A British Heart Foundation survey earlier this year found a heart attack is suffered every 15 minutes in Scotland, and 10% of Scots are believed to be living with some form of heart or circulatory disease.
The study of English-born people living in Scotland, published in the Scottish Medical Journal, showed they have a 22% lower death rate from heart disease than Scottish-born men.
For English women in Scotland, the rate is 20% lower.
Dr Colin Fischbacher, the lead author of the report, said the exact reasons for the difference were still not known.
He added: "This difference could be because those who move are professionals, and we can speculate they are not taking on Scottish lifestyles.
"But Scots seem to have worse rates of heart disease than even our bad lifestyles would explain.

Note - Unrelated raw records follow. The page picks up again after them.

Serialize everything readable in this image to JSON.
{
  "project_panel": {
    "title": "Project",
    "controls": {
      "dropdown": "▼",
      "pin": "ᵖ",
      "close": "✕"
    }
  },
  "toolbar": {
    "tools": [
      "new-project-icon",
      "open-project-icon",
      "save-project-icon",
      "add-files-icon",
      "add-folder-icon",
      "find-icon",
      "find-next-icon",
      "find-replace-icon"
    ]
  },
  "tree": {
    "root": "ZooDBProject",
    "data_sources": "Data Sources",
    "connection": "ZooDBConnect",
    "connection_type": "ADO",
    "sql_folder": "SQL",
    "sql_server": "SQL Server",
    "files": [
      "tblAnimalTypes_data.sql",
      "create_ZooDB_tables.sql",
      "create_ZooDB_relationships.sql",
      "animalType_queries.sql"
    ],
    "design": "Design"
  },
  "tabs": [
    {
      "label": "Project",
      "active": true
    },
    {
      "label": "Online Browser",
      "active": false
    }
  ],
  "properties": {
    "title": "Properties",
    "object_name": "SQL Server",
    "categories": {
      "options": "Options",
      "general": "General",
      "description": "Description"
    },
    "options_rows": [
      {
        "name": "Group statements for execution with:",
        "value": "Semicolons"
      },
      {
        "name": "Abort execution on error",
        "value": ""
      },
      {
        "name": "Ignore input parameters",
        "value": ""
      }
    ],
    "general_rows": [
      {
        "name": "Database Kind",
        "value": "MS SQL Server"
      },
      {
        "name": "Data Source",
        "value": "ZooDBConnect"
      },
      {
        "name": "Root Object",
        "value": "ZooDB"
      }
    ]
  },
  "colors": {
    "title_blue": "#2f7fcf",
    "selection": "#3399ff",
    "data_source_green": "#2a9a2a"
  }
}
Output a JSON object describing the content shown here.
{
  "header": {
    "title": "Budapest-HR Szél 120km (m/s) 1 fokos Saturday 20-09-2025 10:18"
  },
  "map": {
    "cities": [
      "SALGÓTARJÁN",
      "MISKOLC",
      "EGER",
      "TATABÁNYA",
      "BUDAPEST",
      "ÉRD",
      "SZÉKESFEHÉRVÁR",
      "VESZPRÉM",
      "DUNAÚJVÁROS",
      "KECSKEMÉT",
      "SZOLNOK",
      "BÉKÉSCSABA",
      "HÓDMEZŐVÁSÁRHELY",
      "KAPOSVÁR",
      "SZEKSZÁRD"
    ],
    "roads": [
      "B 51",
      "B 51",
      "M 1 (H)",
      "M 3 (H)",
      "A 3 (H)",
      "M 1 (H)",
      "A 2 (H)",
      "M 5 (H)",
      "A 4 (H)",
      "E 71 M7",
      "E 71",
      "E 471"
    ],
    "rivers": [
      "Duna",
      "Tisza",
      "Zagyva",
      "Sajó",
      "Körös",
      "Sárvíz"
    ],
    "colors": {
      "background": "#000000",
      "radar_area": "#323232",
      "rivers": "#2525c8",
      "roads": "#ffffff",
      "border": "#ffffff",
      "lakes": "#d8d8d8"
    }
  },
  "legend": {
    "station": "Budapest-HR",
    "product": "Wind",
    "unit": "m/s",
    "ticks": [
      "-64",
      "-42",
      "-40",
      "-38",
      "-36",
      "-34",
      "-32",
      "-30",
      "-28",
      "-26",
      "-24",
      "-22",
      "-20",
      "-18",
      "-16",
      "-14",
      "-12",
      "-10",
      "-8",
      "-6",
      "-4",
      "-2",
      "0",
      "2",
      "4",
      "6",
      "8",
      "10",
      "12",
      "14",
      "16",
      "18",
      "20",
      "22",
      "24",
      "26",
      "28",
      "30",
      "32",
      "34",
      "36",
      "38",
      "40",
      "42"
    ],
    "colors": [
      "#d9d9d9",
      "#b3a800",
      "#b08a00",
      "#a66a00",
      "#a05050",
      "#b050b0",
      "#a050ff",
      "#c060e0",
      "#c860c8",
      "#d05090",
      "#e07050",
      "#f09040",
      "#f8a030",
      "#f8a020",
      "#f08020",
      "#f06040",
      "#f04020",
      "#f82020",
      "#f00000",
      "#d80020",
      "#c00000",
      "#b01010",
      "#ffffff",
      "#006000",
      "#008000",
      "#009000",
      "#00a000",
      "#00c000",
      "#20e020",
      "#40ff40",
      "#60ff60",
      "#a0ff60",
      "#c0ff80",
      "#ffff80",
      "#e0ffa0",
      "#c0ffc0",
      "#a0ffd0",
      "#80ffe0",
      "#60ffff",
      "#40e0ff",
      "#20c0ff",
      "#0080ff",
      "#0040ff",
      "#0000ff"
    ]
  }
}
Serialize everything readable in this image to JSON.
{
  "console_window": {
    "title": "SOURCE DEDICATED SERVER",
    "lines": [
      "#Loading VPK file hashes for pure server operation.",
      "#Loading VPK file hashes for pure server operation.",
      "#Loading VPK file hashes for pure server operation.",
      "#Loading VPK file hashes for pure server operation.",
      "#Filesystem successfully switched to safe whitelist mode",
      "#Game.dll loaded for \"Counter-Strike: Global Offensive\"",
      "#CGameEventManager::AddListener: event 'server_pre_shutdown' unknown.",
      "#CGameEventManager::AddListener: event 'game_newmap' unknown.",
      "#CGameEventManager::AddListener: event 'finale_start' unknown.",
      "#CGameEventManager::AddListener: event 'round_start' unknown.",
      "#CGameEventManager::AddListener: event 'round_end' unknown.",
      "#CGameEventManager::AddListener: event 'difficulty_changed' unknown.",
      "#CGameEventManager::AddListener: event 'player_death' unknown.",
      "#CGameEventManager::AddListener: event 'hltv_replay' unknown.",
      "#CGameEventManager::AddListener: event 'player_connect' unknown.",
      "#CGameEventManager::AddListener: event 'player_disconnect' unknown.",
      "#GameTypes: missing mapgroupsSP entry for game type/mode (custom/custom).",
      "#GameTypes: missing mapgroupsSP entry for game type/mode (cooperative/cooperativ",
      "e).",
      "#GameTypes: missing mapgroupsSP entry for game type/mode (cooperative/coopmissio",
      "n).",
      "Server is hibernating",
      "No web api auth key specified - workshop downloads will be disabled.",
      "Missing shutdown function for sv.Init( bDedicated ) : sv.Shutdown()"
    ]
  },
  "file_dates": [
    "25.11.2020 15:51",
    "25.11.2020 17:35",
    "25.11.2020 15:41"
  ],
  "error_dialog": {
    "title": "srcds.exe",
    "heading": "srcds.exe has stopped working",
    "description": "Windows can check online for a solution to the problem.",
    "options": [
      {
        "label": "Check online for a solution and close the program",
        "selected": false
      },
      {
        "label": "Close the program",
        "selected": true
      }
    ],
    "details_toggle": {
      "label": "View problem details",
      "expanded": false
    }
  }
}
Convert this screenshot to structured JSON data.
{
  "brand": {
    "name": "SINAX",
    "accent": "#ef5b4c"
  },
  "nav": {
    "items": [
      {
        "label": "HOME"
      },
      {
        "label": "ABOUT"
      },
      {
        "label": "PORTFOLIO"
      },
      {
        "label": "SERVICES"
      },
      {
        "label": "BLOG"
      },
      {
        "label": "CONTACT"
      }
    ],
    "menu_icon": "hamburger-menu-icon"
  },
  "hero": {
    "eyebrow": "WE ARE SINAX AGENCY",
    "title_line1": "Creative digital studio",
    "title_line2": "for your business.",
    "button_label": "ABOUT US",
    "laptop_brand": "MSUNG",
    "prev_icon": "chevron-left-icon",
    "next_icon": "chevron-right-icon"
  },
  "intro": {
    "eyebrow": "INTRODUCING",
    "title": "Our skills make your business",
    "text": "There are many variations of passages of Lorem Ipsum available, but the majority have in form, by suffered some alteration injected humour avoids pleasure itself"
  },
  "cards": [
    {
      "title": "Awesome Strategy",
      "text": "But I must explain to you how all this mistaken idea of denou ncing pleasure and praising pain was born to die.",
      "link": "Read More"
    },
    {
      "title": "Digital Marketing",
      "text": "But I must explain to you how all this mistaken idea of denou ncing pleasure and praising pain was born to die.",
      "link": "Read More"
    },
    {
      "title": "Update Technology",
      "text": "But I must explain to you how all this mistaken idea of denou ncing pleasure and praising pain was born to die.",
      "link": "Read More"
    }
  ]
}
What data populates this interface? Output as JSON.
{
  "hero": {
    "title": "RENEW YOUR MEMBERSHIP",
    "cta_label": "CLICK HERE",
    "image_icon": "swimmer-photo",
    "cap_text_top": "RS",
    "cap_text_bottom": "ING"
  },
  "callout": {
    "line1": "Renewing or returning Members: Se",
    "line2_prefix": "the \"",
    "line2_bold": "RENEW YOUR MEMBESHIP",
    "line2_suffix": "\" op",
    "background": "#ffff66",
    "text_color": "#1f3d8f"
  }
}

"Whatever the reason, the English moving to Scotland seem to escape it."
The study also discovered Scots of Indian, Pakistani, Bangladeshi and Chinese origin are as likely to suffer heart disease as the general Scottish population.
This indicates they take on negative elements of the Scottish lifestyle which can lead to heart problems, researchers said.
Dr Fischbacher said: "People from Bangladesh, India, Pakistan and China are traditionally at low risk of developing stroke or heart disease.
"But we can speculate that by adopting a Scottish lifestyle, taking less exercise and eating less healthily, they may be putting themselves at greater risk of these often fatal conditions."
These groups traditionally have lower rates of many diseases, including cancer, he added.
In many cases, this is due to religious or cultural considerations, such as not smoking or drinking.
Scientists from the University of Edinburgh and the NHS National Services Scotland reached their findings by studying the death certificates of Scottish residents aged 25 or above, who died between 1997 and 2003.
They looked at about 300,000 certificates.